Rather than appropriate funds for individual line items, Schaefer is giving each department a lump-sum after pairing down their annual increase requests, and leaving it up to those same departments to make their own choices about spending priorities. The move stems from the longtime arm wrestling between department officials and lawmakers working on the budget. Elected officials tend to accuse departments of dragging their feet or being disingenuous when providing their internal budget details, while department officials say lawmakers are more interested in the political implications of their budget decisions, rather than the impact on necessary services.
Nixon blasted the cuts as irresponsible given the uptick in state revenues and called on lawmakers to restore them. Schaefer — a candidate for attorney general in 2016 — has repeatedly stated that his budget represents core conservative values of reigning in welfare spending, and says his move to shift about 200,000 Missouri Medicaid recipients to managed care plans will save the state millions in future years.
The shift to managed care is largely the reason that facilities like Lakeland are worried. Dave Dillon, a spokesperson for the Missouri Hospital Association, said managed care companies traditionally don’t have a great track record in providing behavior health services.
“One of the things we’ve seen with managed care on the behavioral health side is that it’s simply very hard to find people who will offer those services,” Dillon said. “It’s very difficult to find a dedicated behavioral health bed in Missouri, and managed care hurts the provider community even more. It’s not just behavioral health it’s about caregivers. We need to be able to, as a state, attract good caregivers,”
Dillon said the shift to managed care would also throw the delicate balance of Medicaid funding out-of-whack. Hospitals and other traditional healthcare providers use some of the funds they get from the state for providing Medicaid services to pay a “provider tax” back to the state. That tax is marked specifically to go to the federal government for matching Medicaid dollars, which in turn go right back to the state and healthcare providers.
Managed care companies do not pay a provider tax, and putting millions of state funds into them, rather than hospitals that do, will create a ripple effect that shakes Medicaid funding across the state, Dillon said.
“It’s us eating our seed corn,” Dillon said.

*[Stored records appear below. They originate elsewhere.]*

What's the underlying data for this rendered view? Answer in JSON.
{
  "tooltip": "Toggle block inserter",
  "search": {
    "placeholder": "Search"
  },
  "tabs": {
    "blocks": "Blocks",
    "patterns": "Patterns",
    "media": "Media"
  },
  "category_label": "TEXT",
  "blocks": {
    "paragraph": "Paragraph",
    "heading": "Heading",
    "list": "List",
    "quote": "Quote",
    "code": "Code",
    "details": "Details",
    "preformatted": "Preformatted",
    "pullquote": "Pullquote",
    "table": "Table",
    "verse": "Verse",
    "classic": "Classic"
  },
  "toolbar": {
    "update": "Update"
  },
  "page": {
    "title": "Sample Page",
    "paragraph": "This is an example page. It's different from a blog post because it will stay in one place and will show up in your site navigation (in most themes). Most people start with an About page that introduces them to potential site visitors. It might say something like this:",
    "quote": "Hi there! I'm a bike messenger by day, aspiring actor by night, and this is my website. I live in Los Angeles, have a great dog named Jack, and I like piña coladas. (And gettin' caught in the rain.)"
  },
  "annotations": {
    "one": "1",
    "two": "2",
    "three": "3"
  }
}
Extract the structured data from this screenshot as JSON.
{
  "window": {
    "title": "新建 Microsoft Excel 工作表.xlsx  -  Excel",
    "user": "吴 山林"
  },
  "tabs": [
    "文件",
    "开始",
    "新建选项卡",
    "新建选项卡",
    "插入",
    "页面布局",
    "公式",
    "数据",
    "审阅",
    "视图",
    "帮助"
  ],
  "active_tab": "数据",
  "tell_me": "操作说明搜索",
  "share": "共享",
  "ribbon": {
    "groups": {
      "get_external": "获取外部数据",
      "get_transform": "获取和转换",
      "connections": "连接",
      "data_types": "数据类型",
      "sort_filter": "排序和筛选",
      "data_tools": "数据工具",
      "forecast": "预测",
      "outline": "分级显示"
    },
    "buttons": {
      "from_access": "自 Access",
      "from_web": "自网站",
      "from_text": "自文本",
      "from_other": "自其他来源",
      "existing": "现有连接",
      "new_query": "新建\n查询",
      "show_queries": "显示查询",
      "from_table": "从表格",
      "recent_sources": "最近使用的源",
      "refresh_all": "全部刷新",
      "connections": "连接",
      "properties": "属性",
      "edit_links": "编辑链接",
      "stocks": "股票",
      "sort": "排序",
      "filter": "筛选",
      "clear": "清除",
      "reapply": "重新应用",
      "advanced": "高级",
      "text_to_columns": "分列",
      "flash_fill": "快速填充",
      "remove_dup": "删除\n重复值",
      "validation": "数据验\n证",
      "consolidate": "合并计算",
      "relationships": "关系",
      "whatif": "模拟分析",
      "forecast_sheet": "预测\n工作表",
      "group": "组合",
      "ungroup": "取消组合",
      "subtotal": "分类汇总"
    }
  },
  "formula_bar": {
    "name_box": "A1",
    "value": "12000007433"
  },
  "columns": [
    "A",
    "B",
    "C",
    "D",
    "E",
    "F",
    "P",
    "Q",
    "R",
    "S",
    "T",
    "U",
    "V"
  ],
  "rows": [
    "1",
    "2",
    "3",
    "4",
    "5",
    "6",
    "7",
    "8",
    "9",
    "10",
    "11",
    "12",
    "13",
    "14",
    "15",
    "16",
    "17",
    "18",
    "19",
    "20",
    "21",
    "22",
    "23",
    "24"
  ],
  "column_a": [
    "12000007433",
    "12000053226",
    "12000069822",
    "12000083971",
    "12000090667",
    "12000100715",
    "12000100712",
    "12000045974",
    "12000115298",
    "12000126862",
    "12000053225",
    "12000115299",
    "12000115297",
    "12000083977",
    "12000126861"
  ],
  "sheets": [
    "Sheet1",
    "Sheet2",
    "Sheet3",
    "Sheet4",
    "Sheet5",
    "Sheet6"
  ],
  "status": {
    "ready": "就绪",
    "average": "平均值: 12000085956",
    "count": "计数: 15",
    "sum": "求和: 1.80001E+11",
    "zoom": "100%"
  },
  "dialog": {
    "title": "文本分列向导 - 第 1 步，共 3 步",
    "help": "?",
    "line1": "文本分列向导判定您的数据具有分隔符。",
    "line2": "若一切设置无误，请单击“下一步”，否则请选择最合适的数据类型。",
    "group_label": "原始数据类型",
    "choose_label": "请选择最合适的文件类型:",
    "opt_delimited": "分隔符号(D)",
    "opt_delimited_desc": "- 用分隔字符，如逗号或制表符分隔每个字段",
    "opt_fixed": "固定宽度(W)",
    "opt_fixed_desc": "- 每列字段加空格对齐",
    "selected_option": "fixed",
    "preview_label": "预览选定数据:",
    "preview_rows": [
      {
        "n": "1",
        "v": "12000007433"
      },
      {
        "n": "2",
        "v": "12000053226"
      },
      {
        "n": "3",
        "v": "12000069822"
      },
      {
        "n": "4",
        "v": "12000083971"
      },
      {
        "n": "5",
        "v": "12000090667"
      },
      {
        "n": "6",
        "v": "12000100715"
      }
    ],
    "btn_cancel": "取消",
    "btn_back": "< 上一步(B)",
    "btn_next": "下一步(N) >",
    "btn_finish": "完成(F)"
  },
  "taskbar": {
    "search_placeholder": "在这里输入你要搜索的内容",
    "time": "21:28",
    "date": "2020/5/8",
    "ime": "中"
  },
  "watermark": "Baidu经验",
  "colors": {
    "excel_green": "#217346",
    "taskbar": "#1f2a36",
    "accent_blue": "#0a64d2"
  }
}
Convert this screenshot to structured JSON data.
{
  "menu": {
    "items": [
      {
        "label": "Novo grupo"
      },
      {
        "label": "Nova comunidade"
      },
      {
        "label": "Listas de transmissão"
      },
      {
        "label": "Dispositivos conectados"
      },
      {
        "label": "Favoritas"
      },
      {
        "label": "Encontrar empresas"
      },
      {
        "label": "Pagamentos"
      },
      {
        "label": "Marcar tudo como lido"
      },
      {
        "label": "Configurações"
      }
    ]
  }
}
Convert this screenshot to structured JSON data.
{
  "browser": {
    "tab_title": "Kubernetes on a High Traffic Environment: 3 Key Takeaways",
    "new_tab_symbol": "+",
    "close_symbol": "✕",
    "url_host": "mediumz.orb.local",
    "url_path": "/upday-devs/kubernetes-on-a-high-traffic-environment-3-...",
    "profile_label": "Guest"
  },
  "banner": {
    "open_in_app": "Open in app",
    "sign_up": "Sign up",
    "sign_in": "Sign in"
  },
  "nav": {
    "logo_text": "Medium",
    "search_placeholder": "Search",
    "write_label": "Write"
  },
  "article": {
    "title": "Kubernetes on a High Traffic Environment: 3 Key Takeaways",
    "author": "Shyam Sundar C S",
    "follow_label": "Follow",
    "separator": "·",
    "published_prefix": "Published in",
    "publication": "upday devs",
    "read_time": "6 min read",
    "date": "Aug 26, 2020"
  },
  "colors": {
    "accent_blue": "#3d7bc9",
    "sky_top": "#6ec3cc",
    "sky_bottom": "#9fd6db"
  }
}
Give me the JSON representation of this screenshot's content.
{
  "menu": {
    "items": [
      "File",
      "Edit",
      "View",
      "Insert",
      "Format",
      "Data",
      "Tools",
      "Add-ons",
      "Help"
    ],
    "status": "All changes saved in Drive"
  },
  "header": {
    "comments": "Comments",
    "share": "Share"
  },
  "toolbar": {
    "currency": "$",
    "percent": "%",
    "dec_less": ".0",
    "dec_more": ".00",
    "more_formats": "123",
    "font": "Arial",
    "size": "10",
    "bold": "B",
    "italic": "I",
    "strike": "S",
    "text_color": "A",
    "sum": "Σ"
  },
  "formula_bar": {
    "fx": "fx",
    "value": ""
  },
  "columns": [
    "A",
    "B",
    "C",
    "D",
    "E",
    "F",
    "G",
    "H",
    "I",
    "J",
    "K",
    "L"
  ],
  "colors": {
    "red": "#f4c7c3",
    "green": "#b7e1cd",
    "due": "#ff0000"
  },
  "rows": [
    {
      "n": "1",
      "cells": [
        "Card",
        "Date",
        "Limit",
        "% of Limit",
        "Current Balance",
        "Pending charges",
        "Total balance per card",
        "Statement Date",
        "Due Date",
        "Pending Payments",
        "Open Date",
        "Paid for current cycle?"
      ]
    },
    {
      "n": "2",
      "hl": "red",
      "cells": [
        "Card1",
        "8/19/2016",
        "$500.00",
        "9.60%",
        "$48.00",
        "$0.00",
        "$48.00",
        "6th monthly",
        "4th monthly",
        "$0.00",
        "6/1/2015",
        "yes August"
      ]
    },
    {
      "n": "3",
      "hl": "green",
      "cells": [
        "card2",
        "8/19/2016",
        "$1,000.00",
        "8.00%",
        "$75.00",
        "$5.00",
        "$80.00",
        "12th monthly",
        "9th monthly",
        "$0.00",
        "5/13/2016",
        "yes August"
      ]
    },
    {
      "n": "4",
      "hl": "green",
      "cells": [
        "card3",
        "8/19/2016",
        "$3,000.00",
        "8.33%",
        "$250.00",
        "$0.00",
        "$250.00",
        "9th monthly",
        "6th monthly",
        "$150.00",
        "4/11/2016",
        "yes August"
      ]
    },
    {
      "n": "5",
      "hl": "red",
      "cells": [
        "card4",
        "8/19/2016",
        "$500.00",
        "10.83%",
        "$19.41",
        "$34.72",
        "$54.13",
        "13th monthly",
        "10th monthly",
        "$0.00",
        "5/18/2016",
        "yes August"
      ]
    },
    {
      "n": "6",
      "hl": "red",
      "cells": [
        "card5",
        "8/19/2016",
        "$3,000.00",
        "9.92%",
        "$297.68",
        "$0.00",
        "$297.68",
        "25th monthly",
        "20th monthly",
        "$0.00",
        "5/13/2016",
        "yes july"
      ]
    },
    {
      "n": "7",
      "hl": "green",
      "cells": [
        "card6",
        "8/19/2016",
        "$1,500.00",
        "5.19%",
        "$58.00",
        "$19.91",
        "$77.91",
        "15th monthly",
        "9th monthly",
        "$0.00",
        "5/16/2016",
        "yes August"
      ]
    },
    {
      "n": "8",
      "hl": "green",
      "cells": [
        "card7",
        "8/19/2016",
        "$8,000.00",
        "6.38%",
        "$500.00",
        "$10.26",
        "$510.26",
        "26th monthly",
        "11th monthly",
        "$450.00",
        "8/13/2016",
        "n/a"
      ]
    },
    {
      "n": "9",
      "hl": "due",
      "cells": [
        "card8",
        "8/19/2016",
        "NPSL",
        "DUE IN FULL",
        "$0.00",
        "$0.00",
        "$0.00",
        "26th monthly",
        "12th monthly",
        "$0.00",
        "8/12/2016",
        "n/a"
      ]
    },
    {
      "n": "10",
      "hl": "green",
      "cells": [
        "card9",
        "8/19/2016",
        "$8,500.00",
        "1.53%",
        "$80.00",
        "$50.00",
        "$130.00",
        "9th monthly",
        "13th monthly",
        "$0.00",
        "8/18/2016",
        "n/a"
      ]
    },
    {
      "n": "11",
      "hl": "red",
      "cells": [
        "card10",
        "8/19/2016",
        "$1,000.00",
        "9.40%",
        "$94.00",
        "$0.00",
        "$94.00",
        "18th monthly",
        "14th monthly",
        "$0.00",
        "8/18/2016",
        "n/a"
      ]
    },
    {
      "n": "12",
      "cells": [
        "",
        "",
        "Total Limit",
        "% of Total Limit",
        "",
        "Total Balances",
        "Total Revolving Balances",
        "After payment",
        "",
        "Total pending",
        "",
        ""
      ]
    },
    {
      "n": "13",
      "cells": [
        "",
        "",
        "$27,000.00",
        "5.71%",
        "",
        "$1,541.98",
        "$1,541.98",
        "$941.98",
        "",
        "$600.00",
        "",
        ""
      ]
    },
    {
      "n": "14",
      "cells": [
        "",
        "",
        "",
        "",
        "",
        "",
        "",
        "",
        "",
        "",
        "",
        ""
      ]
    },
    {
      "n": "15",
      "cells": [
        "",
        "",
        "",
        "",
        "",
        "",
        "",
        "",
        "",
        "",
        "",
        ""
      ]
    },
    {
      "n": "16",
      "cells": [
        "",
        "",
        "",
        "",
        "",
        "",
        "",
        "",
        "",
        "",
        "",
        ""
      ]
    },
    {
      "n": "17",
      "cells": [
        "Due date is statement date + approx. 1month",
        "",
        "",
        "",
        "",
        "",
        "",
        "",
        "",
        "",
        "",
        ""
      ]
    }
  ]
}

House and Senate lawmakers will continue to wrangle the differences between their two budgets in conference committees this week. Senate Pro Tem Tom Dempsey, R-St. Charles, reiterated on This Week In Missouri Politics on Sunday that he wasn’t particularly keen on lump-sum budgeting, but that he believed Schaefer was trying to do the right thing by reining in spending.